**Task brief:**
Work through the lines of the material below, note those with the word "example", and give their number, nothing else.

Top of Data to process

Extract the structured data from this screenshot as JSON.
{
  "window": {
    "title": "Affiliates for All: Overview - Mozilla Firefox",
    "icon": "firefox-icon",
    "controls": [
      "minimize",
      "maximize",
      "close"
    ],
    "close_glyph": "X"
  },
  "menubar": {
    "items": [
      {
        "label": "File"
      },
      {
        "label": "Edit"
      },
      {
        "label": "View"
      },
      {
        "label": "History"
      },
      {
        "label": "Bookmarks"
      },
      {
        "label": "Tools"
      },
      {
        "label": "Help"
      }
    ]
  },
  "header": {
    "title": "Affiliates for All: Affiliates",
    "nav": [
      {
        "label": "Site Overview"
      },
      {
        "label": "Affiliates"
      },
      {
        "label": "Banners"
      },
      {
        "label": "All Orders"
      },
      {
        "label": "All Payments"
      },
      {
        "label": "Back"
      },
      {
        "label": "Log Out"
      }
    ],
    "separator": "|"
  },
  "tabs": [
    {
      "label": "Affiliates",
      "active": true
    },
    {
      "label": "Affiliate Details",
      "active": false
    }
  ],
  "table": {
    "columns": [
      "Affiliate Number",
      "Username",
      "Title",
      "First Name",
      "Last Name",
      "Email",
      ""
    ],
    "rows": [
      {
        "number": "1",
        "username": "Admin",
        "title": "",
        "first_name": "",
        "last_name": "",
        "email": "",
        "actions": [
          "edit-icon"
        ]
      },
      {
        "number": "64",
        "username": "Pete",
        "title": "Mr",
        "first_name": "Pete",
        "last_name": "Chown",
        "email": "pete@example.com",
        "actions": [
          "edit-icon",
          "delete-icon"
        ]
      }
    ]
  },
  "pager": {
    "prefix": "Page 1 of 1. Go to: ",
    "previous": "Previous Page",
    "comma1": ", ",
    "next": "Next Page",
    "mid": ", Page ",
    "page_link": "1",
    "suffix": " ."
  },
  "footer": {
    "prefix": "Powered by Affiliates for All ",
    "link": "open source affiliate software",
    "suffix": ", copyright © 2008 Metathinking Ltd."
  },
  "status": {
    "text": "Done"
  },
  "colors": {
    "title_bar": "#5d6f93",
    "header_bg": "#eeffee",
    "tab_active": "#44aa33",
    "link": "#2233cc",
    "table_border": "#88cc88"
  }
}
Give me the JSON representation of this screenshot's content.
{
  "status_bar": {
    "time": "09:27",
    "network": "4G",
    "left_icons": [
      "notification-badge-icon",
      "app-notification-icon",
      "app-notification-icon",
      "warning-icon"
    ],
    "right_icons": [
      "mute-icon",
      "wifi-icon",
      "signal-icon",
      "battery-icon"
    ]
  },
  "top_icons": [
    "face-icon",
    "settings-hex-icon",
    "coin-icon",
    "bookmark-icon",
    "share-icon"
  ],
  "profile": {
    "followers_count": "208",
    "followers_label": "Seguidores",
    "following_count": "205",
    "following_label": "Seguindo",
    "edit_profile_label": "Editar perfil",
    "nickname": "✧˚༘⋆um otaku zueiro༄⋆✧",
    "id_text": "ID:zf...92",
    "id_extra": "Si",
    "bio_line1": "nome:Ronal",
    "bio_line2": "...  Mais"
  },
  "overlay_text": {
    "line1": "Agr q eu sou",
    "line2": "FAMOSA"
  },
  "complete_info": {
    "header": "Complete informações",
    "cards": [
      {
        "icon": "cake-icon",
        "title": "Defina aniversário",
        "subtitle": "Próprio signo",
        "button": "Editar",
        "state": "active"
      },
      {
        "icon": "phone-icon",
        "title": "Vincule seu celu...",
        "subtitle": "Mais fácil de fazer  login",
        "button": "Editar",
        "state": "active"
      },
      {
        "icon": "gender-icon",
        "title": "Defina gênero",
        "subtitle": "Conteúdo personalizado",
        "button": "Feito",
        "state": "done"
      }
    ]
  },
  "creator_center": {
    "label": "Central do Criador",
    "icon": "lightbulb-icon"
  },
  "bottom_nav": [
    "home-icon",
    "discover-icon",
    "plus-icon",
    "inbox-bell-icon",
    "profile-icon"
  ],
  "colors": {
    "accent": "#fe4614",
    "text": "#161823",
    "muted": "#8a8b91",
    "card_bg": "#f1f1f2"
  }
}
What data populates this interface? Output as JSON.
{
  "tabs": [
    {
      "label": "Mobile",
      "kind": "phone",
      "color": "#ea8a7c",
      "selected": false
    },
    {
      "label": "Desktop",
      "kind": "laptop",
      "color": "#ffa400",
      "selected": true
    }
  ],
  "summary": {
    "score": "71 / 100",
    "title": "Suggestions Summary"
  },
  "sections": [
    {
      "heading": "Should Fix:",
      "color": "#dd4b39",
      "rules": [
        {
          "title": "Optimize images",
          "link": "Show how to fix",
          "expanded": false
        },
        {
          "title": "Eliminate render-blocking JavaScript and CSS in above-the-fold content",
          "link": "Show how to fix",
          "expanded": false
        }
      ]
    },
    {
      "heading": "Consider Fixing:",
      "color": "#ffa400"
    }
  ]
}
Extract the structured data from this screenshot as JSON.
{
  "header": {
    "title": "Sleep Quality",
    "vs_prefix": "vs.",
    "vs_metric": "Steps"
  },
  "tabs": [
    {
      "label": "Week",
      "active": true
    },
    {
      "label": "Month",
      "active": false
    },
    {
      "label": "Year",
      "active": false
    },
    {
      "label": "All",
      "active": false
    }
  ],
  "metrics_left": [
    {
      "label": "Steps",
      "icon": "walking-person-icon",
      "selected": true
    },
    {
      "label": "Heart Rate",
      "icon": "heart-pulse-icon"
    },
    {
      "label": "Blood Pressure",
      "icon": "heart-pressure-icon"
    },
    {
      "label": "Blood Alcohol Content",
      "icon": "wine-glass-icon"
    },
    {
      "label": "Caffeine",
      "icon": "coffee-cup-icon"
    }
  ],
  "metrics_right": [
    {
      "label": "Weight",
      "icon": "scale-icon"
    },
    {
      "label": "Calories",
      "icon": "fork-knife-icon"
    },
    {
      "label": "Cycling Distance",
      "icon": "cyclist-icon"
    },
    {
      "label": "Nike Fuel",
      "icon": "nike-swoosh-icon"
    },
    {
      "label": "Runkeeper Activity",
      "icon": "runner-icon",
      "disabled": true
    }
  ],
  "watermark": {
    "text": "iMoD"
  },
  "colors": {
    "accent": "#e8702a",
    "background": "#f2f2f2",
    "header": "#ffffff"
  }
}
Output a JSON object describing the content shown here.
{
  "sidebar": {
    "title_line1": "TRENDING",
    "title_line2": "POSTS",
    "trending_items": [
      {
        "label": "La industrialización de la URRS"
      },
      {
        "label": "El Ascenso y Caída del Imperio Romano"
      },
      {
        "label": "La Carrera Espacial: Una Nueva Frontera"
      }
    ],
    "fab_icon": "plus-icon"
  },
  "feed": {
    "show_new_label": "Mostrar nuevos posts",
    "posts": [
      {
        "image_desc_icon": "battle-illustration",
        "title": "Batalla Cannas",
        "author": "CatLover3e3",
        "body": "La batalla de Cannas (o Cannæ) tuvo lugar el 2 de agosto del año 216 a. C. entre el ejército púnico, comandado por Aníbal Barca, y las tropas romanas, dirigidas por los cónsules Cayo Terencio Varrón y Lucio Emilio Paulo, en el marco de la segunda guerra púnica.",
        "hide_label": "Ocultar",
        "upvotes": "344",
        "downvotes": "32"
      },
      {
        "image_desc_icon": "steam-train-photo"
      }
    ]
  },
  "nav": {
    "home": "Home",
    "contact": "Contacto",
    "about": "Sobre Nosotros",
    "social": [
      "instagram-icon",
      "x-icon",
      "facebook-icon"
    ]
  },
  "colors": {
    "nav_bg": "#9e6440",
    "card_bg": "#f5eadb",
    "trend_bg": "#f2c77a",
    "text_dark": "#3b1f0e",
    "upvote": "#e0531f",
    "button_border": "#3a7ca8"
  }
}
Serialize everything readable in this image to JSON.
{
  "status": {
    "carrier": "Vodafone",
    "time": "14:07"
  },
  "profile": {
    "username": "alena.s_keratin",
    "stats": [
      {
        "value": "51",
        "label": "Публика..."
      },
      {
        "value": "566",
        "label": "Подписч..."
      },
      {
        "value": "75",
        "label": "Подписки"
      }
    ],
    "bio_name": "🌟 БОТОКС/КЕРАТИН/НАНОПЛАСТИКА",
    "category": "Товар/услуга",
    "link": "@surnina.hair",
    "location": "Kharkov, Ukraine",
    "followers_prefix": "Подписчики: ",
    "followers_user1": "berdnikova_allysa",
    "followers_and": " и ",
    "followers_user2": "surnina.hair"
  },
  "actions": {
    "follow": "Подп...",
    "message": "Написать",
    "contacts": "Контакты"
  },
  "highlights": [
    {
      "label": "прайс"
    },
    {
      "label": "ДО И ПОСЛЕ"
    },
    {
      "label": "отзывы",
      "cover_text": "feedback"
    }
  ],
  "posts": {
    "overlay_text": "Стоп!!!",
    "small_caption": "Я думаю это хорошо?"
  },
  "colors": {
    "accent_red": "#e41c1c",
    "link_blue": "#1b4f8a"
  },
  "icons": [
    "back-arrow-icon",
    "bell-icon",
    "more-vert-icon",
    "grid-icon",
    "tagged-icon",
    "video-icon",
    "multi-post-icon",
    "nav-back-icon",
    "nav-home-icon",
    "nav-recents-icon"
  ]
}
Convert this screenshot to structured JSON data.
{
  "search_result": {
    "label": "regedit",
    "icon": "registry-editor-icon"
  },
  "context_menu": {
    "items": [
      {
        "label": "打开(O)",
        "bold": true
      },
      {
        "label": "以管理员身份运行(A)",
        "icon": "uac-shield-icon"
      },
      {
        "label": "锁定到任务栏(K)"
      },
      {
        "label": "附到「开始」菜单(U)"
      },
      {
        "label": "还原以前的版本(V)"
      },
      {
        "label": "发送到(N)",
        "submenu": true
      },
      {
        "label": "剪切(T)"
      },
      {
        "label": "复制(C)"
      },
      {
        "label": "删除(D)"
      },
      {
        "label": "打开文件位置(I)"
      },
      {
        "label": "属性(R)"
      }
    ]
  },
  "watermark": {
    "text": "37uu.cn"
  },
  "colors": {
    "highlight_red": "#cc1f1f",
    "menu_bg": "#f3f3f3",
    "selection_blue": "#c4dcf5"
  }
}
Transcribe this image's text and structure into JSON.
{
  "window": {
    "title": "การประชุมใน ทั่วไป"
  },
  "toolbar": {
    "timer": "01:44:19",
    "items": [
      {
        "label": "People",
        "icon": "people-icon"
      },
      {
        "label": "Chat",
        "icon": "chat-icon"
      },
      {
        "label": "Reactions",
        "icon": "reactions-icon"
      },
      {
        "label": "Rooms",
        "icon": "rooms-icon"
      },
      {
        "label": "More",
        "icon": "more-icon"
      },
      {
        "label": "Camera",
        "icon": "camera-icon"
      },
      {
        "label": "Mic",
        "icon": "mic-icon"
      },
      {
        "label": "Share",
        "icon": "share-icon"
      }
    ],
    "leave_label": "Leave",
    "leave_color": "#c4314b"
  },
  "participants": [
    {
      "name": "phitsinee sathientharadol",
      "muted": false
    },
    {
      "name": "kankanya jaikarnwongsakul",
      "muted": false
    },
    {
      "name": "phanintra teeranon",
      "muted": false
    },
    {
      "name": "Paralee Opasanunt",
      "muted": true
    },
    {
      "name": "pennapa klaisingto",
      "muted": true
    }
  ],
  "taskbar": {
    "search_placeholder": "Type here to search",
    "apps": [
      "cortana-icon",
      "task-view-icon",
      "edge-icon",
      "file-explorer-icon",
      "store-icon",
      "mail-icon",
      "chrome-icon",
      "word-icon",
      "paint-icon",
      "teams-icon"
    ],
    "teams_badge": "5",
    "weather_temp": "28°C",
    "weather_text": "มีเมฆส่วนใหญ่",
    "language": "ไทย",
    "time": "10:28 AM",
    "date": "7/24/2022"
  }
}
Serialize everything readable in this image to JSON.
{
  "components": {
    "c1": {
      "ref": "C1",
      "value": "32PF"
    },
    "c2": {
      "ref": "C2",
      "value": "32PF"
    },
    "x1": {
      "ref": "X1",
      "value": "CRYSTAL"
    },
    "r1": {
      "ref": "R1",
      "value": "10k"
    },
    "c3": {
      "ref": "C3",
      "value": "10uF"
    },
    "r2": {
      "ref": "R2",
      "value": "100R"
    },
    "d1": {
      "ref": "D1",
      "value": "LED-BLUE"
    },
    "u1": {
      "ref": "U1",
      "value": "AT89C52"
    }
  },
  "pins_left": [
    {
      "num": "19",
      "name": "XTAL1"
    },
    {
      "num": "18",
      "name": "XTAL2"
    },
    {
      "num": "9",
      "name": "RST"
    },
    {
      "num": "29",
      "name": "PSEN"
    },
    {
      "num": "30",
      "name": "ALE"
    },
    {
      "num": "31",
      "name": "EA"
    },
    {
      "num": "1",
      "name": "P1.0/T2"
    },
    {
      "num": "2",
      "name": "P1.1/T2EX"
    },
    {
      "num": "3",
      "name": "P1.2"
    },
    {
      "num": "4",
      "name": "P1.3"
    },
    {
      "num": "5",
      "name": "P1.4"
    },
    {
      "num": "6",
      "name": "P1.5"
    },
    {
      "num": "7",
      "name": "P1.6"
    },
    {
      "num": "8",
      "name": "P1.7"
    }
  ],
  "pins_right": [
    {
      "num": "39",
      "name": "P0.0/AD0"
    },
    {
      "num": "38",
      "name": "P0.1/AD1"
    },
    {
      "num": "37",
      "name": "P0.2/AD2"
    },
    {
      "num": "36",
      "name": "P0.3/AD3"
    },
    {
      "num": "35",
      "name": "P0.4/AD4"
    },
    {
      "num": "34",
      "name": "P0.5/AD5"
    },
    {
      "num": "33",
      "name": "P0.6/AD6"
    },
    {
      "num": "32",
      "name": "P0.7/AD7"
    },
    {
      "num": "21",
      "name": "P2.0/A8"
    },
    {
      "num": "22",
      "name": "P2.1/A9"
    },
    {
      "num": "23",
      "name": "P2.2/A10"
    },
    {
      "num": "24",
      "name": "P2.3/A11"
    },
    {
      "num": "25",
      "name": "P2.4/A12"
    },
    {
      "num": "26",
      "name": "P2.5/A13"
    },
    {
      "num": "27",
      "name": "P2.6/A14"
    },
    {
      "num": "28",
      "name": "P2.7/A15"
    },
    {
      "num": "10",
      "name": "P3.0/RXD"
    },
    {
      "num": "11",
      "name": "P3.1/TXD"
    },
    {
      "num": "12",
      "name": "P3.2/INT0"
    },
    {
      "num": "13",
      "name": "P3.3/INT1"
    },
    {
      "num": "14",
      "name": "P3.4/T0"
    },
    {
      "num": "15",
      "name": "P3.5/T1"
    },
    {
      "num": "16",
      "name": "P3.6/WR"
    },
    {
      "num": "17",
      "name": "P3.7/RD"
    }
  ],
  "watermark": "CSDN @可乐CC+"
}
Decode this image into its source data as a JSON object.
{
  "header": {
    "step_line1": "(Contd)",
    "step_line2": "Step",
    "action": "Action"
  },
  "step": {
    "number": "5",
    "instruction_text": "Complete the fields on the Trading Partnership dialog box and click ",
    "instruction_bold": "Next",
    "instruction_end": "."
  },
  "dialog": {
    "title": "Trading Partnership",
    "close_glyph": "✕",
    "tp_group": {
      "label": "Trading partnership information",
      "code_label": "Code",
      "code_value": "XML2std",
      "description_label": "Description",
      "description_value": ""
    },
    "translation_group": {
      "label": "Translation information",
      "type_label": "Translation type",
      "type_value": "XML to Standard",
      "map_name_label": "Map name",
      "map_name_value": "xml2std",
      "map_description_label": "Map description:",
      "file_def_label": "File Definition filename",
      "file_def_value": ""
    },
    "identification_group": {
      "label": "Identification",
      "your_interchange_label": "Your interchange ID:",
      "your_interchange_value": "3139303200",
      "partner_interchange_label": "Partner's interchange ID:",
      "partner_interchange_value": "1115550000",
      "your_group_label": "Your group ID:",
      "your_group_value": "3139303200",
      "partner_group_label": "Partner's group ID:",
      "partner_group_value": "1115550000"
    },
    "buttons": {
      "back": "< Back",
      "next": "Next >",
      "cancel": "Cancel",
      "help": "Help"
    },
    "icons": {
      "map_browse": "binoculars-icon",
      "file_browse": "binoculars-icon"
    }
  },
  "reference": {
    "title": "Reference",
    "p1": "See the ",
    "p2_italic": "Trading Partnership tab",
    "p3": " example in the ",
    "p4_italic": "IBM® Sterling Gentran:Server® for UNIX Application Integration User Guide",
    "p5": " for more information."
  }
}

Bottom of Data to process

**Task output:**
2